» **The task**: Your answer should restate each line of the data below word for word.

App and web page records
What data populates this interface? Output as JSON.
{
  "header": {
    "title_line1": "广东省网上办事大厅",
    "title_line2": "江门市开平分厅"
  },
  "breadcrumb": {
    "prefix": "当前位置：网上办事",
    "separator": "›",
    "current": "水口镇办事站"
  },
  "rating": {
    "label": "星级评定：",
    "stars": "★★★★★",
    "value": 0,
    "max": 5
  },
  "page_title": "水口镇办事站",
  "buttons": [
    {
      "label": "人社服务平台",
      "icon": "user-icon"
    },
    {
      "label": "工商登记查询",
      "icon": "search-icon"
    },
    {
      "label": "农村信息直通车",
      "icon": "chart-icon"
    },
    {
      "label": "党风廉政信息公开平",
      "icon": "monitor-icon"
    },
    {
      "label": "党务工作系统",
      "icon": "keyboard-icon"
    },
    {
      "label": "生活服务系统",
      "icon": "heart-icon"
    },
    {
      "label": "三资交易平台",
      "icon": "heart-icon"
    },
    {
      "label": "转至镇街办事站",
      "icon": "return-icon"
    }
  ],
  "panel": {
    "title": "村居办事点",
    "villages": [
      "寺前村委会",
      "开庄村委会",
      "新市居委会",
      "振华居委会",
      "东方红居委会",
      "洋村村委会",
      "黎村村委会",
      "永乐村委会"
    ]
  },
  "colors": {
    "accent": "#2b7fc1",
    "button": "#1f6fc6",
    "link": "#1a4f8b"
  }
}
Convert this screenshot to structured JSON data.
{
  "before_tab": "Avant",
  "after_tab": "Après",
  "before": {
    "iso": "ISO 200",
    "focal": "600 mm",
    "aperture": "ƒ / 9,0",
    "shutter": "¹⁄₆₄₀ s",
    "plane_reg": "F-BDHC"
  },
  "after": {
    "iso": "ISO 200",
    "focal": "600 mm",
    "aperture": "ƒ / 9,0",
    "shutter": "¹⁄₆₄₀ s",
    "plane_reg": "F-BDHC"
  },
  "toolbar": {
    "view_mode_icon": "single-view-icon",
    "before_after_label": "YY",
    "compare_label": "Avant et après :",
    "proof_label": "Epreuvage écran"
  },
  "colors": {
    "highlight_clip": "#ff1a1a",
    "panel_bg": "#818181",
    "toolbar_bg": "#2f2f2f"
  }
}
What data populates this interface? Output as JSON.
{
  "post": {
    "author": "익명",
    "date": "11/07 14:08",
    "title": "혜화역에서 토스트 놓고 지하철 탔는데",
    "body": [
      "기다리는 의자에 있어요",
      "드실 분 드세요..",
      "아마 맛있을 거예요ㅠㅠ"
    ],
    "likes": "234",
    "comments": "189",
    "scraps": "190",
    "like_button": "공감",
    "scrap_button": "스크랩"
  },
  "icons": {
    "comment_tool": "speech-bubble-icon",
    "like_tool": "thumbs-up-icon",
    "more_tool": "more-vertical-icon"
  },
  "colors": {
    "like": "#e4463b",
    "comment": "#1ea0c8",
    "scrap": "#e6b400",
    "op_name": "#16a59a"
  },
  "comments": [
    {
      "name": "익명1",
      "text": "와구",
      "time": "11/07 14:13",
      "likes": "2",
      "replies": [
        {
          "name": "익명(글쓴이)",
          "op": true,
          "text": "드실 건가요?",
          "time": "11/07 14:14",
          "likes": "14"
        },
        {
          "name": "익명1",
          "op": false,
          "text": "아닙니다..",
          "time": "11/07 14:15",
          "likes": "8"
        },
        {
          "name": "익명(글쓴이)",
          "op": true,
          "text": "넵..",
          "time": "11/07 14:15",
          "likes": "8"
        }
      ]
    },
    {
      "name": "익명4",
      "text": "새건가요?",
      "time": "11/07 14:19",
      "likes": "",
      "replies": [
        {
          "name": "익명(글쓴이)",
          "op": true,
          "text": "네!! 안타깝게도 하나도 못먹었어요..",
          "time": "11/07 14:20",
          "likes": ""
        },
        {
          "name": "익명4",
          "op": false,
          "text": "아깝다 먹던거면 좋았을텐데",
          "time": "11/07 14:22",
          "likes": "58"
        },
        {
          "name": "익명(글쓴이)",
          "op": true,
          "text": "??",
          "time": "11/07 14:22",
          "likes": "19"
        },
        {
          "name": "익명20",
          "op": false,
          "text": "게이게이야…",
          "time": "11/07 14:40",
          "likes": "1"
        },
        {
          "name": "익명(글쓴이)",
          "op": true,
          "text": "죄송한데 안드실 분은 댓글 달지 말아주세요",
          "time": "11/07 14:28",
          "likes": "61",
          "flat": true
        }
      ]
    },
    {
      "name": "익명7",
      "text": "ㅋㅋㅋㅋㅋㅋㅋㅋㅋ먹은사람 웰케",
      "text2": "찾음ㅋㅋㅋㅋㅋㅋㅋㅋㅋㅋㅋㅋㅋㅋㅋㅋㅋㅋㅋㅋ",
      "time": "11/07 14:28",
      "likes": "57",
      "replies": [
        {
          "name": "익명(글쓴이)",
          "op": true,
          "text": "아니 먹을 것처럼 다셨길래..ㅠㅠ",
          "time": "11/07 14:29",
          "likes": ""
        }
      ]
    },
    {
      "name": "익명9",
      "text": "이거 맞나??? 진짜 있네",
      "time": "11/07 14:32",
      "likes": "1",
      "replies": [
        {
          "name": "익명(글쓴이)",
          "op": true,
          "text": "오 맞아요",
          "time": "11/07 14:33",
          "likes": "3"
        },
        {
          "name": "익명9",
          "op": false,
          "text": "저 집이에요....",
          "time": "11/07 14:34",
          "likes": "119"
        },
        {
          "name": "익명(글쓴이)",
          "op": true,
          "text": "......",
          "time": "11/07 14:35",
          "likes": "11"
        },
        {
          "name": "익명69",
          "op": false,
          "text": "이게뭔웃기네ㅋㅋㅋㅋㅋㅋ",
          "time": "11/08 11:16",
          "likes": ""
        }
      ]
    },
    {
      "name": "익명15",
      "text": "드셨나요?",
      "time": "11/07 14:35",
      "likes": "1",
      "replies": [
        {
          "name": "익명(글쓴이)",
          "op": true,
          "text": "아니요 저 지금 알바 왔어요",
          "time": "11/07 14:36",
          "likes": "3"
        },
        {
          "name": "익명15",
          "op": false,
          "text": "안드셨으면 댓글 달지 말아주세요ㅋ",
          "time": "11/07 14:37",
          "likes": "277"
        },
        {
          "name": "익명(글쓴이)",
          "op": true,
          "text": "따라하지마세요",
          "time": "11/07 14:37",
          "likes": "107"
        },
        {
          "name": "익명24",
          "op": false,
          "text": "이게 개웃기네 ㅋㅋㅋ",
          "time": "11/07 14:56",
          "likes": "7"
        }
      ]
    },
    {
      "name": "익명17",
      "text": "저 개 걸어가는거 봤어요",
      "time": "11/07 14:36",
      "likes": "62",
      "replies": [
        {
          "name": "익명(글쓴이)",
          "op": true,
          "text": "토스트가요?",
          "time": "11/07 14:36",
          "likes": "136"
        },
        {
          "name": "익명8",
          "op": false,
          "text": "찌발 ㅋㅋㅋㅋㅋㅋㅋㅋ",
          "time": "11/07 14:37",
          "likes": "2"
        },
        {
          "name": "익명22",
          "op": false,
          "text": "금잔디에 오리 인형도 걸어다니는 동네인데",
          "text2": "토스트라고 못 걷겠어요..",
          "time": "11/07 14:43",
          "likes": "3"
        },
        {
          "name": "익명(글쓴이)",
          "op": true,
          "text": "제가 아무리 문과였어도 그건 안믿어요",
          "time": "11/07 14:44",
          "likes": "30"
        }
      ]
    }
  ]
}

» **Reply to the exercise**:
What data populates this interface? Output as JSON.
{
  "header": {
    "title_line1": "广东省网上办事大厅",
    "title_line2": "江门市开平分厅"
  },
  "breadcrumb": {
    "prefix": "当前位置：网上办事",
    "separator": "›",
    "current": "水口镇办事站"
  },
  "rating": {
    "label": "星级评定：",
    "stars": "★★★★★",
    "value": 0,
    "max": 5
  },
  "page_title": "水口镇办事站",
  "buttons": [
    {
      "label": "人社服务平台",
      "icon": "user-icon"
    },
    {
      "label": "工商登记查询",
      "icon": "search-icon"
    },
    {
      "label": "农村信息直通车",
      "icon": "chart-icon"
    },
    {
      "label": "党风廉政信息公开平",
      "icon": "monitor-icon"
    },
    {
      "label": "党务工作系统",
      "icon": "keyboard-icon"
    },
    {
      "label": "生活服务系统",
      "icon": "heart-icon"
    },
    {
      "label": "三资交易平台",
      "icon": "heart-icon"
    },
    {
      "label": "转至镇街办事站",
      "icon": "return-icon"
    }
  ],
  "panel": {
    "title": "村居办事点",
    "villages": [
      "寺前村委会",
      "开庄村委会",
      "新市居委会",
      "振华居委会",
      "东方红居委会",
      "洋村村委会",
      "黎村村委会",
      "永乐村委会"
    ]
  },
  "colors": {
    "accent": "#2b7fc1",
    "button": "#1f6fc6",
    "link": "#1a4f8b"
  }
}
Convert this screenshot to structured JSON data.
{
  "before_tab": "Avant",
  "after_tab": "Après",
  "before": {
    "iso": "ISO 200",
    "focal": "600 mm",
    "aperture": "ƒ / 9,0",
    "shutter": "¹⁄₆₄₀ s",
    "plane_reg": "F-BDHC"
  },
  "after": {
    "iso": "ISO 200",
    "focal": "600 mm",
    "aperture": "ƒ / 9,0",
    "shutter": "¹⁄₆₄₀ s",
    "plane_reg": "F-BDHC"
  },
  "toolbar": {
    "view_mode_icon": "single-view-icon",
    "before_after_label": "YY",
    "compare_label": "Avant et après :",
    "proof_label": "Epreuvage écran"
  },
  "colors": {
    "highlight_clip": "#ff1a1a",
    "panel_bg": "#818181",
    "toolbar_bg": "#2f2f2f"
  }
}
What data populates this interface? Output as JSON.
{
  "post": {
    "author": "익명",
    "date": "11/07 14:08",
    "title": "혜화역에서 토스트 놓고 지하철 탔는데",
    "body": [
      "기다리는 의자에 있어요",
      "드실 분 드세요..",
      "아마 맛있을 거예요ㅠㅠ"
    ],
    "likes": "234",
    "comments": "189",
    "scraps": "190",
    "like_button": "공감",
    "scrap_button": "스크랩"
  },
  "icons": {
    "comment_tool": "speech-bubble-icon",
    "like_tool": "thumbs-up-icon",
    "more_tool": "more-vertical-icon"
  },
  "colors": {
    "like": "#e4463b",
    "comment": "#1ea0c8",
    "scrap": "#e6b400",
    "op_name": "#16a59a"
  },
  "comments": [
    {
      "name": "익명1",
      "text": "와구",
      "time": "11/07 14:13",
      "likes": "2",
      "replies": [
        {
          "name": "익명(글쓴이)",
          "op": true,
          "text": "드실 건가요?",
          "time": "11/07 14:14",
          "likes": "14"
        },
        {
          "name": "익명1",
          "op": false,
          "text": "아닙니다..",
          "time": "11/07 14:15",
          "likes": "8"
        },
        {
          "name": "익명(글쓴이)",
          "op": true,
          "text": "넵..",
          "time": "11/07 14:15",
          "likes": "8"
        }
      ]
    },
    {
      "name": "익명4",
      "text": "새건가요?",
      "time": "11/07 14:19",
      "likes": "",
      "replies": [
        {
          "name": "익명(글쓴이)",
          "op": true,
          "text": "네!! 안타깝게도 하나도 못먹었어요..",
          "time": "11/07 14:20",
          "likes": ""
        },
        {
          "name": "익명4",
          "op": false,
          "text": "아깝다 먹던거면 좋았을텐데",
          "time": "11/07 14:22",
          "likes": "58"
        },
        {
          "name": "익명(글쓴이)",
          "op": true,
          "text": "??",
          "time": "11/07 14:22",
          "likes": "19"
        },
        {
          "name": "익명20",
          "op": false,
          "text": "게이게이야…",
          "time": "11/07 14:40",
          "likes": "1"
        },
        {
          "name": "익명(글쓴이)",
          "op": true,
          "text": "죄송한데 안드실 분은 댓글 달지 말아주세요",
          "time": "11/07 14:28",
          "likes": "61",
          "flat": true
        }
      ]
    },
    {
      "name": "익명7",
      "text": "ㅋㅋㅋㅋㅋㅋㅋㅋㅋ먹은사람 웰케",
      "text2": "찾음ㅋㅋㅋㅋㅋㅋㅋㅋㅋㅋㅋㅋㅋㅋㅋㅋㅋㅋㅋㅋ",
      "time": "11/07 14:28",
      "likes": "57",
      "replies": [
        {
          "name": "익명(글쓴이)",
          "op": true,
          "text": "아니 먹을 것처럼 다셨길래..ㅠㅠ",
          "time": "11/07 14:29",
          "likes": ""
        }
      ]
    },
    {
      "name": "익명9",
      "text": "이거 맞나??? 진짜 있네",
      "time": "11/07 14:32",
      "likes": "1",
      "replies": [
        {
          "name": "익명(글쓴이)",
          "op": true,
          "text": "오 맞아요",
          "time": "11/07 14:33",
          "likes": "3"
        },
        {
          "name": "익명9",
          "op": false,
          "text": "저 집이에요....",
          "time": "11/07 14:34",
          "likes": "119"
        },
        {
          "name": "익명(글쓴이)",
          "op": true,
          "text": "......",
          "time": "11/07 14:35",
          "likes": "11"
        },
        {
          "name": "익명69",
          "op": false,
          "text": "이게뭔웃기네ㅋㅋㅋㅋㅋㅋ",
          "time": "11/08 11:16",
          "likes": ""
        }
      ]
    },
    {
      "name": "익명15",
      "text": "드셨나요?",
      "time": "11/07 14:35",
      "likes": "1",
      "replies": [
        {
          "name": "익명(글쓴이)",
          "op": true,
          "text": "아니요 저 지금 알바 왔어요",
          "time": "11/07 14:36",
          "likes": "3"
        },
        {
          "name": "익명15",
          "op": false,
          "text": "안드셨으면 댓글 달지 말아주세요ㅋ",
          "time": "11/07 14:37",
          "likes": "277"
        },
        {
          "name": "익명(글쓴이)",
          "op": true,
          "text": "따라하지마세요",
          "time": "11/07 14:37",
          "likes": "107"
        },
        {
          "name": "익명24",
          "op": false,
          "text": "이게 개웃기네 ㅋㅋㅋ",
          "time": "11/07 14:56",
          "likes": "7"
        }
      ]
    },
    {
      "name": "익명17",
      "text": "저 개 걸어가는거 봤어요",
      "time": "11/07 14:36",
      "likes": "62",
      "replies": [
        {
          "name": "익명(글쓴이)",
          "op": true,
          "text": "토스트가요?",
          "time": "11/07 14:36",
          "likes": "136"
        },
        {
          "name": "익명8",
          "op": false,
          "text": "찌발 ㅋㅋㅋㅋㅋㅋㅋㅋ",
          "time": "11/07 14:37",
          "likes": "2"
        },
        {
          "name": "익명22",
          "op": false,
          "text": "금잔디에 오리 인형도 걸어다니는 동네인데",
          "text2": "토스트라고 못 걷겠어요..",
          "time": "11/07 14:43",
          "likes": "3"
        },
        {
          "name": "익명(글쓴이)",
          "op": true,
          "text": "제가 아무리 문과였어도 그건 안믿어요",
          "time": "11/07 14:44",
          "likes": "30"
        }
      ]
    }
  ]
}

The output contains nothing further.